EXERCISE BRIEF: Which lines below mention "scripts"? Pick each one out.
........
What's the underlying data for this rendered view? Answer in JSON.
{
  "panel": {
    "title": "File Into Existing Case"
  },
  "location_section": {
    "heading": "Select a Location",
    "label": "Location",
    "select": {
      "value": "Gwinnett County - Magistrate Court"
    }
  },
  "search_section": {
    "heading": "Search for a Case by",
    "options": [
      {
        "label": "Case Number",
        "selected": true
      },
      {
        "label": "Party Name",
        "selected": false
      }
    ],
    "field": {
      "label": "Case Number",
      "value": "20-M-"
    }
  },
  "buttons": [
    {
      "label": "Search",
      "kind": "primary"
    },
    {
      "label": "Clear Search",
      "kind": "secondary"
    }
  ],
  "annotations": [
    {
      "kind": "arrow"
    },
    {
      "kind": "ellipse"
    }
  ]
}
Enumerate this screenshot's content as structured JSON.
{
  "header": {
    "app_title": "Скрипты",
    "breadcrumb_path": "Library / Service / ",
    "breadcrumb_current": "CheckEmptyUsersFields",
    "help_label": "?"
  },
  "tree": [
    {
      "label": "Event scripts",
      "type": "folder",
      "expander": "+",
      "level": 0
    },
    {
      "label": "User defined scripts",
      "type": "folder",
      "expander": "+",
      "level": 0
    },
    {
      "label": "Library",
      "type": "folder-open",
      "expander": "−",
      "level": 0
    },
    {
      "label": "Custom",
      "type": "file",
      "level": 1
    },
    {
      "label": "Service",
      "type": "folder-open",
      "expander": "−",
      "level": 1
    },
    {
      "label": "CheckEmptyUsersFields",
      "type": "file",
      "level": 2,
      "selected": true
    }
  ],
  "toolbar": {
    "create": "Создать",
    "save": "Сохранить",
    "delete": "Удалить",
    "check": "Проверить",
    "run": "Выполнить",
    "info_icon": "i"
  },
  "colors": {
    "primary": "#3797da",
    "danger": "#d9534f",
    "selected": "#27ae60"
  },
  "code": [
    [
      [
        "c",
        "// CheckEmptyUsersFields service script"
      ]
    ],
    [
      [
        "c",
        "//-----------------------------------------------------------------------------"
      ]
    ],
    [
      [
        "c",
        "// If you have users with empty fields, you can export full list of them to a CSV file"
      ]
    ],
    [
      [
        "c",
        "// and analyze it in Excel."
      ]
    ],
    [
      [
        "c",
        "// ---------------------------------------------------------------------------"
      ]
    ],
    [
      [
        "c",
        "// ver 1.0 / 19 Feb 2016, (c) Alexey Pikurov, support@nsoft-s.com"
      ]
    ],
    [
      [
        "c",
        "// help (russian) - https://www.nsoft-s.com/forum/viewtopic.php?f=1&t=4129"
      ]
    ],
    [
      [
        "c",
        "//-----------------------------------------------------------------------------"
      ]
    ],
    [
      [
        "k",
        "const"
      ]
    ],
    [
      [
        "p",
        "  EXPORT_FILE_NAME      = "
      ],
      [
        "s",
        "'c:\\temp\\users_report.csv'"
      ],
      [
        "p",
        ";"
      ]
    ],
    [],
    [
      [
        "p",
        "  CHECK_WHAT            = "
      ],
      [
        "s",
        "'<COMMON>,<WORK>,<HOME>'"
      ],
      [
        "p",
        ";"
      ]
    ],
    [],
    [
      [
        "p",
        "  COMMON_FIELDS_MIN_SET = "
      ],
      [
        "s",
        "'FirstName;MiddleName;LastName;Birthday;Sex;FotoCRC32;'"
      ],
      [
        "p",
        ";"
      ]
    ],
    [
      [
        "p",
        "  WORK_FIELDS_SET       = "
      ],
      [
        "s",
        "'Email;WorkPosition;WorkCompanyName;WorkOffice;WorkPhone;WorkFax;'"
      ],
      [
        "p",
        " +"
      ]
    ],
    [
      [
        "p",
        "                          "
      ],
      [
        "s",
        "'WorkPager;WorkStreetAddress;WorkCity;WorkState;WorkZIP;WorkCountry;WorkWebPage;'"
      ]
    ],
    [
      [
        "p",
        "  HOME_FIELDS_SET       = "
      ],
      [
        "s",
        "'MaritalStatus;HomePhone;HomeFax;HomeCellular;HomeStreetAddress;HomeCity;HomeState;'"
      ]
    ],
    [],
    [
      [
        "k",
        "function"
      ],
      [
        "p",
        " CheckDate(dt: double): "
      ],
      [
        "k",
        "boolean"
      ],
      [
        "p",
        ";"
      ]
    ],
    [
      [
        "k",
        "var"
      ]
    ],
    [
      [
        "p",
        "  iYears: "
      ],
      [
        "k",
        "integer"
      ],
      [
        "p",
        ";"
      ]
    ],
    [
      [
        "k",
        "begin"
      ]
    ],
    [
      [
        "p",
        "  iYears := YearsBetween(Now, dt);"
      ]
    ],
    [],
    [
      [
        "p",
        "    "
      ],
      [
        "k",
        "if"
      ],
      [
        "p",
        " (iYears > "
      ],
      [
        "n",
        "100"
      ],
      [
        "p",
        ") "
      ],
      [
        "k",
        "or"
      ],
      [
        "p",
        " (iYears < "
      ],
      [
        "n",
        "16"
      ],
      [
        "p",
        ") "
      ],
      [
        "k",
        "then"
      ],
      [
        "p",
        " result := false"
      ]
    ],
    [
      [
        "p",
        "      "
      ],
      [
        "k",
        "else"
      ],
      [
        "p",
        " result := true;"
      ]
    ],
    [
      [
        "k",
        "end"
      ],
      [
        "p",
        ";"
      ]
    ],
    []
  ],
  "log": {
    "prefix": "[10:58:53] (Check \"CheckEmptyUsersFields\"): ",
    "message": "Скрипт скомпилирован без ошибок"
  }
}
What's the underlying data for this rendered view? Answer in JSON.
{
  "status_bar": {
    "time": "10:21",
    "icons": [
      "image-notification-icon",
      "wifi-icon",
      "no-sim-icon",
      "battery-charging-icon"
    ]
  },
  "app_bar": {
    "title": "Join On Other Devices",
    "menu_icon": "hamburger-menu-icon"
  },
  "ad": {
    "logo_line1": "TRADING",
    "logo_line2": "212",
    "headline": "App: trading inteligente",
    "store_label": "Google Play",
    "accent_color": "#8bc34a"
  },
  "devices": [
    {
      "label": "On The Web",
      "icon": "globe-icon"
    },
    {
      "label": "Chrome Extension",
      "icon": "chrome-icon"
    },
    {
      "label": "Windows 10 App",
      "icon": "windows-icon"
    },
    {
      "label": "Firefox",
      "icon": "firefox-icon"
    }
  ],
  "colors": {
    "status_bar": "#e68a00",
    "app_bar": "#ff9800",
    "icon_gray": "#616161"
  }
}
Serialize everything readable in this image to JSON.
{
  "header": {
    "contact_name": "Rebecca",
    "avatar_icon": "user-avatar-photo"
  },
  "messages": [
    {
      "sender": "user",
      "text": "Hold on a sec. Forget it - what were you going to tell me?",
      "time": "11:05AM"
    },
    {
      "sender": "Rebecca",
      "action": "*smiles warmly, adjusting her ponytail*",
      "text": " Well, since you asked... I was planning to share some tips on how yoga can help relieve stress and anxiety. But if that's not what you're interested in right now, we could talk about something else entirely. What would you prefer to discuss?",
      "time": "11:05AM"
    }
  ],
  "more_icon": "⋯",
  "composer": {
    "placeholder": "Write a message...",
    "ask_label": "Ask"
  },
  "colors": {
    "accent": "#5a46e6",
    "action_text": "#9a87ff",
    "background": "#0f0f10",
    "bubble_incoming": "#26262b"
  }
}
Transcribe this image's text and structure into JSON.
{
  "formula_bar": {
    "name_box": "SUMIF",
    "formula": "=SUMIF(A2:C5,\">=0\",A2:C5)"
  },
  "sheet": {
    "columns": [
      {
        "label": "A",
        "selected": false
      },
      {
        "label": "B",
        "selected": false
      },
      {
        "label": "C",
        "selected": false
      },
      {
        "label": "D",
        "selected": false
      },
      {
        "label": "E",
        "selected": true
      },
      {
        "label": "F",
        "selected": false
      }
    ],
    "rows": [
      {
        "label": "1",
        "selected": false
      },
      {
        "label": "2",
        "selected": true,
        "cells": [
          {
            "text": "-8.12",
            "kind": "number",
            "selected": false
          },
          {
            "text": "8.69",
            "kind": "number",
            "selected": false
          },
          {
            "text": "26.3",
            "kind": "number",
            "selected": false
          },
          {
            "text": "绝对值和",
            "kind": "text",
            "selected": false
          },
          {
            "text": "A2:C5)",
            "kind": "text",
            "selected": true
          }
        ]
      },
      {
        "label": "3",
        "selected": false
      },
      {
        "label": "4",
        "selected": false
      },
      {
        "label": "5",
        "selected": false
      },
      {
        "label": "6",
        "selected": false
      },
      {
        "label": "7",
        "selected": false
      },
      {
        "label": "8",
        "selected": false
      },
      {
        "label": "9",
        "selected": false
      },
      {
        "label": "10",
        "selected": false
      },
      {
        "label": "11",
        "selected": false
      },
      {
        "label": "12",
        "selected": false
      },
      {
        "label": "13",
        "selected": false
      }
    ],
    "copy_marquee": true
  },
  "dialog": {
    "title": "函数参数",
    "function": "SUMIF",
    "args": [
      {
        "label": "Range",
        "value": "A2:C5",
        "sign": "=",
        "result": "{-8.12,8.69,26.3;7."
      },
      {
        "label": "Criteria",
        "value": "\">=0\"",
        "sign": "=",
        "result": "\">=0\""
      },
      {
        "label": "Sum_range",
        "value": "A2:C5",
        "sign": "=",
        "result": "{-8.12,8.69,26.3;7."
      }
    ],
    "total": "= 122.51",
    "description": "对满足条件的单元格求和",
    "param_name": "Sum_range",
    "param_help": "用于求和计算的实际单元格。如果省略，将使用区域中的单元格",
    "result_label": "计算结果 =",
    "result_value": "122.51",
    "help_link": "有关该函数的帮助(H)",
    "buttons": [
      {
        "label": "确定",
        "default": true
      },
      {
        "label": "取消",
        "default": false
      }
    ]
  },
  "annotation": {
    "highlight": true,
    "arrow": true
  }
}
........
ANSWER SPACE:
      "label": "Event scripts",
      "label": "User defined scripts",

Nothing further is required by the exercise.